“Back in 2019, a group of out-of-district police officers were buzzed into New London High School, where they pulled five kids out of class – without informing their parents — and took their mug shots,” said Andrea Kitchen Walker, a student organizer with the group Hearing Youth Voices.
A new bill would require school districts to post “the role and responsibility of school resource officers” on the Internet, as well as examine resource officers’ restraint and arrest policies.
“This is an issue,” said Nicole Broadus, another organizer with Hearing Youth Voices. “That information is important and that information should be accessible.”
SROs are common in Connecticut. According to the Office of Legislative Research, 68% of school systems use police or outside security officers, including Norwalk, Bridgeport and Westport.

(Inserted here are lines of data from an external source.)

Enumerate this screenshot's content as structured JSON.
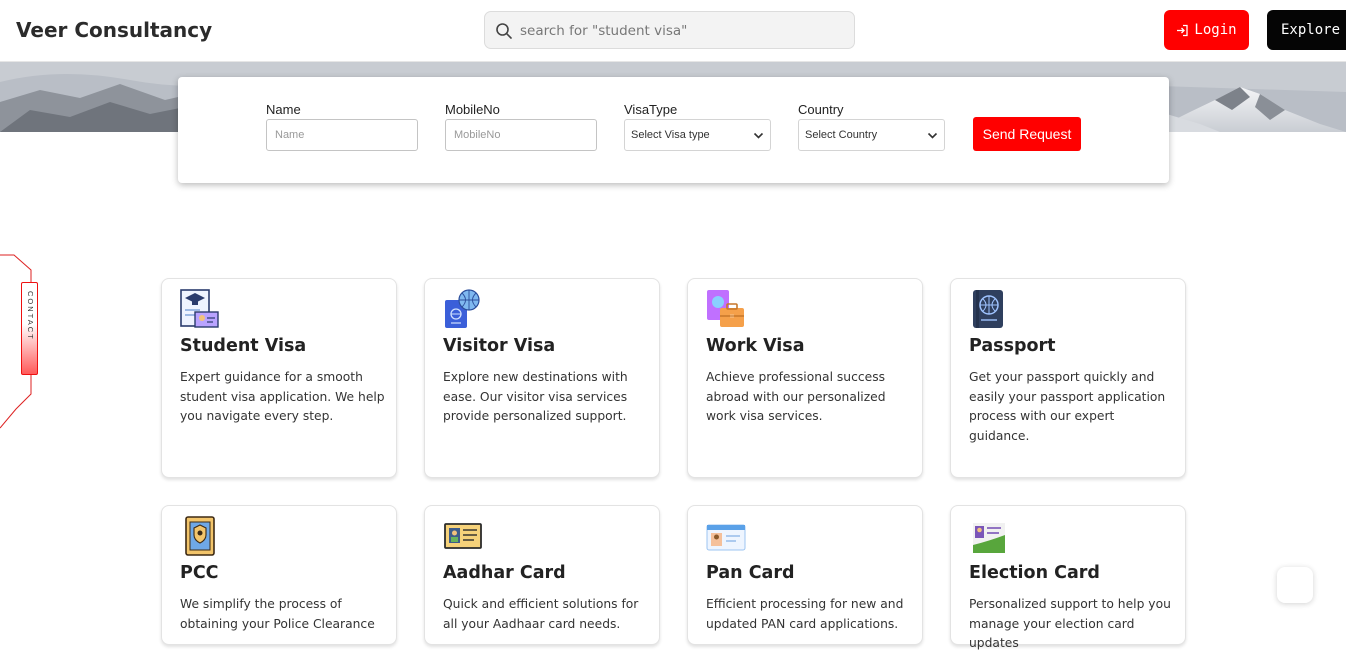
{
  "header": {
    "brand": "Veer Consultancy",
    "search_placeholder": "search for \"student visa\"",
    "login_label": "Login",
    "explore_label": "Explore"
  },
  "form": {
    "name_label": "Name",
    "name_placeholder": "Name",
    "mobile_label": "MobileNo",
    "mobile_placeholder": "MobileNo",
    "visa_label": "VisaType",
    "visa_selected": "Select Visa type",
    "country_label": "Country",
    "country_selected": "Select Country",
    "send_label": "Send Request"
  },
  "contact_tab": "CONTACT",
  "services": [
    {
      "title": "Student Visa",
      "desc": "Expert guidance for a smooth student visa application. We help you navigate every step.",
      "icon": "student-visa-icon"
    },
    {
      "title": "Visitor Visa",
      "desc": "Explore new destinations with ease. Our visitor visa services provide personalized support.",
      "icon": "visitor-visa-icon"
    },
    {
      "title": "Work Visa",
      "desc": "Achieve professional success abroad with our personalized work visa services.",
      "icon": "work-visa-icon"
    },
    {
      "title": "Passport",
      "desc": "Get your passport quickly and easily your passport application process with our expert guidance.",
      "icon": "passport-icon"
    },
    {
      "title": "PCC",
      "desc": "We simplify the process of obtaining your Police Clearance",
      "icon": "pcc-icon"
    },
    {
      "title": "Aadhar Card",
      "desc": "Quick and efficient solutions for all your Aadhaar card needs.",
      "icon": "aadhar-card-icon"
    },
    {
      "title": "Pan Card",
      "desc": "Efficient processing for new and updated PAN card applications.",
      "icon": "pan-card-icon"
    },
    {
      "title": "Election Card",
      "desc": "Personalized support to help you manage your election card updates",
      "icon": "election-card-icon"
    }
  ],
  "colors": {
    "accent": "#ff0000",
    "explore_bg": "#050505"
  }
}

A survey from the Connecticut Association of Public School Superintendents found that in 10% of districts school security is armed.
Some parents believe police make schools safer.
“It’s a lot of things going on in school and stuff like that, you know, in the street,” said Agata Cappello, of Norwalk. “It’s good to have security.”
But a report from Connecticut Voices for Children found, in schools with SROs, students were twice as likely to be referred to law enforcement – and Black students were 17 times more likely to get arrested.
School leaders support taking a fresh look at officers’ role in schools.
“The data speaks for itself,” said Fran Rabinowitz, CAPSS’ executive director.
Previous efforts to completely abolish police in schools have failed. This year, state Sen. Gary Winfield (D-New Haven) said he supports a compromise – for now.
“Rather than spend the session spinning our wheels, let’s make some progress,” he said.
“I like the idea of not outlawing the SROs. I like the idea of looking at it almost with a scalpel,” she said. “The SRO was an integral part of our schools and they were very much liked by our students and the families.”
One Republican lawmaker, who is also a Stonington police officer, took offense to the implication that school resource officers are harmful.
“It is personally hurtful, when I consider who I am and how hard I work for the betterment of all our kids, to see a colleague’s participation in a message that insinuates that my work with children is to their detriment due to my full-time profession,” said state Rep. Greg Howard (R-Stonington).
Both sides do agree on one thing: schools need more counselors and psychologists. State lawmakers took steps to address the shortage last year, and many want to go even further this year.